In my first Fourth Step over ten years ago, I identified my major character defects as fear, people-pleasing, and low self-esteem. I thought those covered them all. These were easy defects of character for me to admit because I gured sharing them would get me sympathy. Who would still like me if I admitted to the massive ego, pride, and selfishness that have been part of my life for as long as I can remember? At the time, I was unaware of being in denial about these other character defects. I genuinely thought I had done a fearless and thorough inventory. I don’t beat myself up for not know- ing better at the time. I believe my Higher Power was only showing me what I was ready to see.

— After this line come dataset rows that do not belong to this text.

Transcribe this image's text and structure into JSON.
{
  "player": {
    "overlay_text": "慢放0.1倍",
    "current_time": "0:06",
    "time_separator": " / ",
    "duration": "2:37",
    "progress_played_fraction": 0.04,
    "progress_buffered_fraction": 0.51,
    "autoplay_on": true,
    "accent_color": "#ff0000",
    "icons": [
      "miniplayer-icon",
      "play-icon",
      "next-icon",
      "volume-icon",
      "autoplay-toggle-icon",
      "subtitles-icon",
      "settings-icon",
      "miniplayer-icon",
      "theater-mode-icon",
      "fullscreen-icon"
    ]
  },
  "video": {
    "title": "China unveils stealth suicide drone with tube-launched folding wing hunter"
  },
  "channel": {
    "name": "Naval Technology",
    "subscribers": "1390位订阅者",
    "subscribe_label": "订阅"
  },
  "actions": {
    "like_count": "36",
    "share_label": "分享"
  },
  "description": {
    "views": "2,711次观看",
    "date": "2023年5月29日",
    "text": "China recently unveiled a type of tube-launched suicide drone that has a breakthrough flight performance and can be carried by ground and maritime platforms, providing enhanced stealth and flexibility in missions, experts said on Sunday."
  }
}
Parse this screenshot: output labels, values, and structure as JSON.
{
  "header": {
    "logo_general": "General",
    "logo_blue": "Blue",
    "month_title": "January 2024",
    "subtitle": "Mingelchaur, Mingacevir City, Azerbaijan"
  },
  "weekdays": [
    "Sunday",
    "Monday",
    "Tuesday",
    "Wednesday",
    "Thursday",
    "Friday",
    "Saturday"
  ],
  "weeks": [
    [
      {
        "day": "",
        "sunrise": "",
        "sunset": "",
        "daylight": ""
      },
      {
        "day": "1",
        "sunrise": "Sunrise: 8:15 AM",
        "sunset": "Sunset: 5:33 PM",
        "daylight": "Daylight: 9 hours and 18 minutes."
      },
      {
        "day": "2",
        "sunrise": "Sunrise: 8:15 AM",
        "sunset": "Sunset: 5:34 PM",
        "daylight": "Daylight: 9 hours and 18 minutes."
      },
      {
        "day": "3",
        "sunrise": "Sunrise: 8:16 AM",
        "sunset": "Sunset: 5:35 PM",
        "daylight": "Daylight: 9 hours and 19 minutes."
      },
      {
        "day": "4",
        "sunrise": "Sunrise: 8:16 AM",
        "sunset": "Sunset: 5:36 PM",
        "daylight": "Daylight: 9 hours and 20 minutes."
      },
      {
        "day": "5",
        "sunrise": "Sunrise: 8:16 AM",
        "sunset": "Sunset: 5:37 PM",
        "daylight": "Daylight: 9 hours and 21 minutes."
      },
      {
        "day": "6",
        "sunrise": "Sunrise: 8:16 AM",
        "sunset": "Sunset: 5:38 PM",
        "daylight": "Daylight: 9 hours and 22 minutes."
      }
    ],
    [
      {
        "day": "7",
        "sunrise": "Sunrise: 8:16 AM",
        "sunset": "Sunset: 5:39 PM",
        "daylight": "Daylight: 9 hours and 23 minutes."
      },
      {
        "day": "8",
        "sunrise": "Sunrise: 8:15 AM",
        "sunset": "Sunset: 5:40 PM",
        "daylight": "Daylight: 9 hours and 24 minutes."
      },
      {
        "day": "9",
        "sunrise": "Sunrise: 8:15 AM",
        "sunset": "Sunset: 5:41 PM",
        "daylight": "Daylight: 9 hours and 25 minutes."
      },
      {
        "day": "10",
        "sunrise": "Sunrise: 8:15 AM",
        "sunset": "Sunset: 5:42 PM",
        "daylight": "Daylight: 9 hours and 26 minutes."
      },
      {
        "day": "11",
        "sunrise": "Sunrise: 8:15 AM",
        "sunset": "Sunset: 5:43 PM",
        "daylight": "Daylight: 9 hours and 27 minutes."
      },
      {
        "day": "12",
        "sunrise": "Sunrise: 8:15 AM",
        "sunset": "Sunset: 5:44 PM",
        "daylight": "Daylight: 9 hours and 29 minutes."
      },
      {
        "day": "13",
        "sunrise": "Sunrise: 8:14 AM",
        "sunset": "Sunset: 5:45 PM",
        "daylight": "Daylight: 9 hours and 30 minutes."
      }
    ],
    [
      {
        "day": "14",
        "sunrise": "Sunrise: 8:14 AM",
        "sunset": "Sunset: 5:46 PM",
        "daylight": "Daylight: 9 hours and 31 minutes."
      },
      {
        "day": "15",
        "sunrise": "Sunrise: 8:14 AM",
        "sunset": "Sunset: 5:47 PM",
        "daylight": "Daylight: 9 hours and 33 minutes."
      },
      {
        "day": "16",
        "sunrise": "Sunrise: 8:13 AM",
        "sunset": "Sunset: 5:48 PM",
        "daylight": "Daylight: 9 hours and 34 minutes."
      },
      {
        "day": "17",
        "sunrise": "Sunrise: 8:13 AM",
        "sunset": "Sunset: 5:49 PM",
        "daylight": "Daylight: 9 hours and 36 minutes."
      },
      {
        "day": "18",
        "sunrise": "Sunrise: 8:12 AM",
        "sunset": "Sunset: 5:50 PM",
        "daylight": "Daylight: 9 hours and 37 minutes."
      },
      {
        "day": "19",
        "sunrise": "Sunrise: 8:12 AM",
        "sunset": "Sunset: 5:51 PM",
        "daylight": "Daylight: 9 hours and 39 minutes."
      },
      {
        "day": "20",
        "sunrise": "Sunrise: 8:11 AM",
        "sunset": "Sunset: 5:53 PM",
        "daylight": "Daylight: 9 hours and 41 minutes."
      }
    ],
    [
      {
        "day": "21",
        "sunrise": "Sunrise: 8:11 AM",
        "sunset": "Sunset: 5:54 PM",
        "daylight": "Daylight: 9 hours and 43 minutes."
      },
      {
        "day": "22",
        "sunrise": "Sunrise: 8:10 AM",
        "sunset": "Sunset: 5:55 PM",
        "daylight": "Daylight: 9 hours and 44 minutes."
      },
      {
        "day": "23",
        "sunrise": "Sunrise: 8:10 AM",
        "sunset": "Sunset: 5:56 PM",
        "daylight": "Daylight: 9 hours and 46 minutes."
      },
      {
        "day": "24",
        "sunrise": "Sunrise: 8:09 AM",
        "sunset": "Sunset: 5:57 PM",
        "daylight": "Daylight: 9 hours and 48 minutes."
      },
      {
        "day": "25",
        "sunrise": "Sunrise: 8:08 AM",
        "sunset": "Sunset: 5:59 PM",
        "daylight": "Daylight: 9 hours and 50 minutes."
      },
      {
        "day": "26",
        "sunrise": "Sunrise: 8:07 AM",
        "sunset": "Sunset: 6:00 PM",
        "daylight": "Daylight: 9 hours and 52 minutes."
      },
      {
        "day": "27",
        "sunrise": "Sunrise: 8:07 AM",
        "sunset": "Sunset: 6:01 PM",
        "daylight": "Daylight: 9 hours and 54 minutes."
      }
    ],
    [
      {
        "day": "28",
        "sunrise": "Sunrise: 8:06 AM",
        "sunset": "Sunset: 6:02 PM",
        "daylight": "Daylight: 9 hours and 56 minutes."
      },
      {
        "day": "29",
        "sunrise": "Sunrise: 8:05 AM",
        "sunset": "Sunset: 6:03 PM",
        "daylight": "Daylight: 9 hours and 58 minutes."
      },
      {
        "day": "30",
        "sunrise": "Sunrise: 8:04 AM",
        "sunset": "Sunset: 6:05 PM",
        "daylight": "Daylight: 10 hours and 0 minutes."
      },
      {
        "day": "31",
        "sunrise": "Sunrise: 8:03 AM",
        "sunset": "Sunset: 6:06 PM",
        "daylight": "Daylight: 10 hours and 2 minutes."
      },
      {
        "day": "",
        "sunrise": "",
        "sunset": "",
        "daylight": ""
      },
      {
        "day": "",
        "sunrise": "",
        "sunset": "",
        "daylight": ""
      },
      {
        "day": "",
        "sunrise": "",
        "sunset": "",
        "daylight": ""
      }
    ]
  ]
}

As I worked the rest of the Steps, I grew in self-esteem and self-awareness. It became easier for me to admit I have a big ego. In a subsequent Fourth Step, I realized there were people I resented sim- ply because they did not give me special treatment and extra attention. I admitted that a part of me thought everyone else’s rules should not apply to me. I should be able to eat what I want and not gain weight, and I shouldn’t have to work hard to be successful. Some of these realizations arose as I sat in meetings and heard others share similar sentiments. Hearing their shares also lifted the unconscious shame of having such egotistical feelings: If others I respect and admire had similar sentiments, I must not be that bad. Working the Steps thoroughly, however, was key to my coming out of denial, and if I’m not careful, then denial about my ego can still creep in.
Writing has been key to my staying honest about my motivations. Through writing, I realized that resentment toward my mother was driven almost entirely by ego. I was afraid she was right and I was wrong. But knowing what’s going on underneath doesn’t get rid of the defect. I am just as powerless over it as I am over food and therefore have to ask HP for help.
Another character defect that has given me a lot of trouble is fear. In working Steps Six and Seven, I have discovered part of me believes fear is a useful motivator. If I wasn’t afraid of what could go wrong, of nancial insecurity, or of others’ disapproval, would I even get out of bed in the morning? Here I have to trust the experience of those who came before and act as if letting go of fear will not have these harmful consequences.
My life is immeasurably better on days when these character defects are removed, which is most days. I no longer wake up feeling fearful about the day and no longer obsess over what everyone thinks about me. It takes footwork, but it’s worth it!
~ Anonymous (from eLifeline, October 2015)
Imagine working all Twelve Steps in just fifteen weeks!
Now it is possible with OA’s new Twelve Step Workshop and Study Guide, which features everything you need, including scripts for workshop leaders, Fourth Step Inventory Worksheets, and hand-selected references from OA approved literature.
Written as a leader’s guide, this 120-page, spiral-bound book is an ideal tool to lead a group through the Twelve Steps. The book can also be used one-on-one as a Step work guide between sponsors and sponsees.
OA’s new Twelve Step Workshop and Study Guide debuted at the recent 2016 World Service Convention and sold out within hours! Find out what all the buzz is about. Purchase your copy today and get ready to walk a steady, guided path to recovery through our Twelve Steps.
UPDATE – OA’s new book is sold out. Thank you for making the Twelve Step Workshop and Study Guide a break-out success. New books are on order and expected mid-October. Watch for a WSO News Bulletin announcing the book is back in stock or check the OA bookstore.